Rc<RefCell<_>> as self

My main concern here is using Rc<RefCell<_>> as self, but the compiler disallows that.
But rather than that, I'm concerned if I'm doing something reasonable.

The real-world task is more complicated, but I need a container for items, and items have to know which container they are in. Also, I decided container should not own these items, cause they are already owned by another structure in the code.

Given that I need several references for my objects and they all have to be modifiable I decided I have to use Rc<RefCell<_>>.

Here is the example code, that tries to model this.

I really do not like FooContainer::add(&container... instead of container.add(....
But also, I feel this code is too complicated for this type of task.

use std::{
    rc::{Rc, Weak},

struct Foo {
    container_im_in: Option<Weak<RefCell<FooContainer>>>,

impl Foo {
    fn new() -> Rc<RefCell<Foo>> {
        Rc::new(RefCell::new(Foo {
            container_im_in: None,

struct FooContainer {
    vec: Vec<Weak<RefCell<Foo>>>,

impl FooContainer {
    fn new() -> Rc<RefCell<FooContainer>> {
        Rc::new(RefCell::new(FooContainer { vec: Vec::new() }))

	fn add(self_: &Rc<RefCell<Self>>, foo: &Rc<RefCell<Foo>>) {

		foo.borrow_mut().container_im_in = Some(Rc::downgrade(self_));

	fn remove(self_: &Rc<RefCell<Self>>, foo: &Rc<RefCell<Foo>>) {
		let prev_container = foo.borrow_mut().container_im_in.take().unwrap(); 
		assert!(Weak::ptr_eq(&Rc::downgrade(self_), &prev_container));

		let vec = &mut self_.borrow_mut().vec;
		let foo_weak = Rc::downgrade(foo);
		let pos = vec.iter().position(|it| Weak::ptr_eq(it, &foo_weak)).unwrap();

fn main() {
	let foo1 = Foo::new();
	let foo2 = Foo::new();

	let container = FooContainer::new();

	FooContainer::add(&container, &foo1);
	FooContainer::add(&container, &foo2);
	FooContainer::remove(&container, &foo1);
	FooContainer::remove(&container, &foo2);

using Rc<RefCell<_>> as self, but the compiler disallows that.

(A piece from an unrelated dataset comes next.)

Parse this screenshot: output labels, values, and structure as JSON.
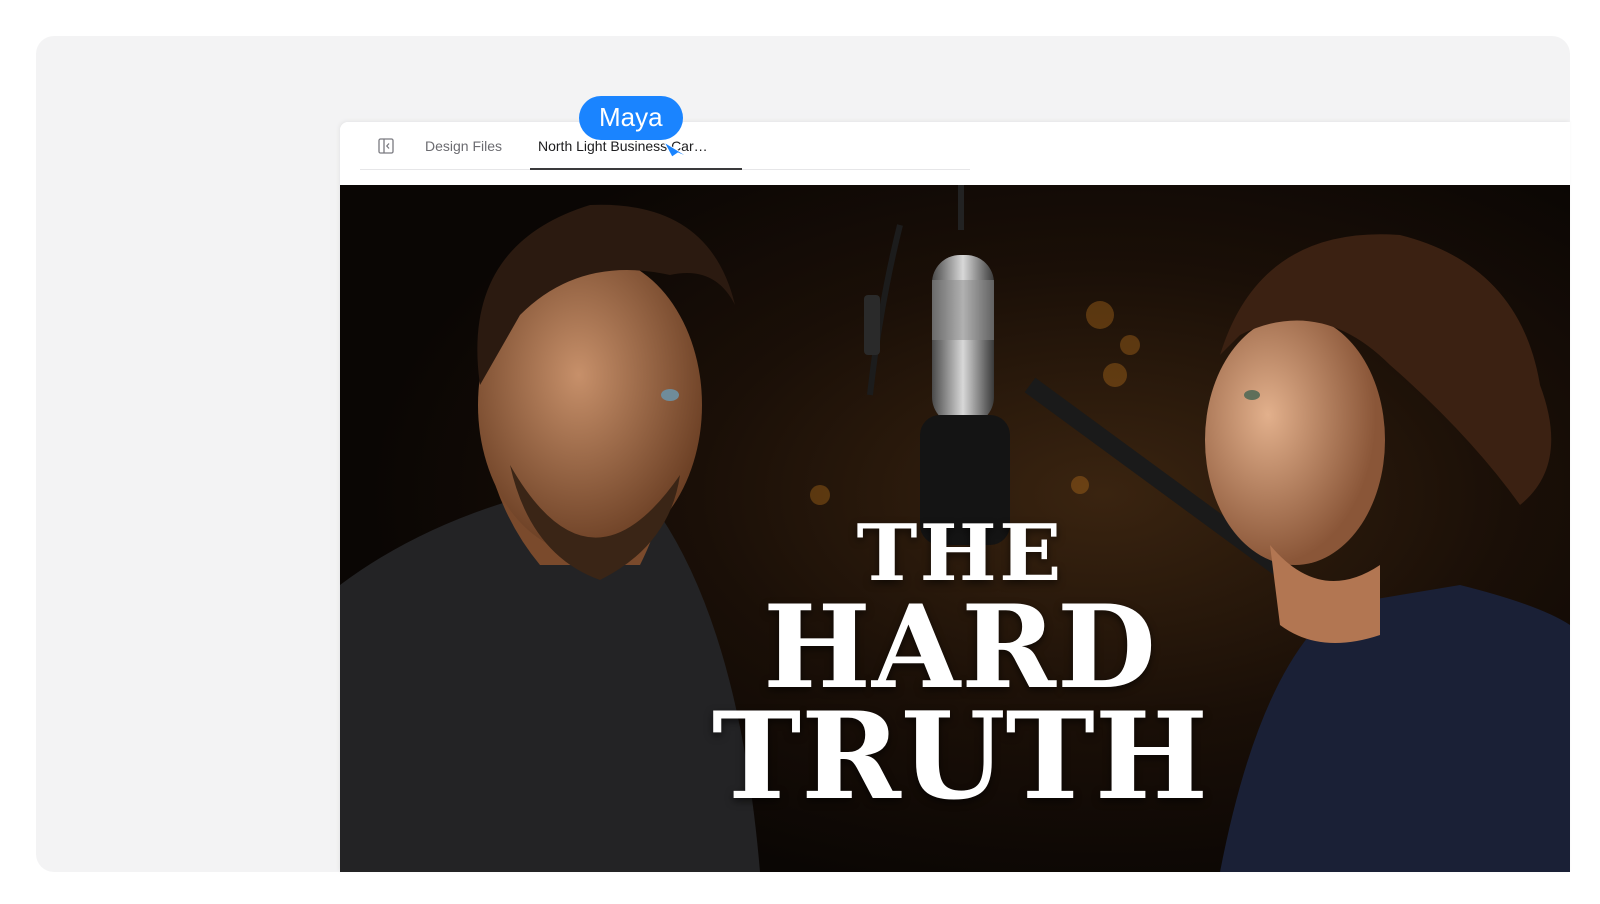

If a type is ubiquitously used with Rc<RefCell<..., you can consider putting the RefCell inside the type, leaving only the Rc outside. This will allow method calls to be used. Compilable sample:

use std::cell::RefCell;
use std::rc::{Rc, Weak};
struct Foo;

struct FooContainer(RefCell<FooContainerInner>);
struct FooContainerInner {
    vec: Vec<Weak<RefCell<Foo>>>,

impl FooContainer {
    fn new() -> Rc<Self> {
        Rc::new(FooContainer(RefCell::new(FooContainerInner { vec: Vec::new() })))
	fn add(self: &Rc<Self>, foo: &Rc<RefCell<Foo>>) {

The disadvantage — or possibly benefit — is that now the methods must decide what to do with RefCell borrow failures rather than letting the caller decide.

(I have not reviewed any of the rest of your question about whether this is a good idea.)


This topic was automatically closed 90 days after the last reply. We invite you to open a new topic if you have further questions or comments.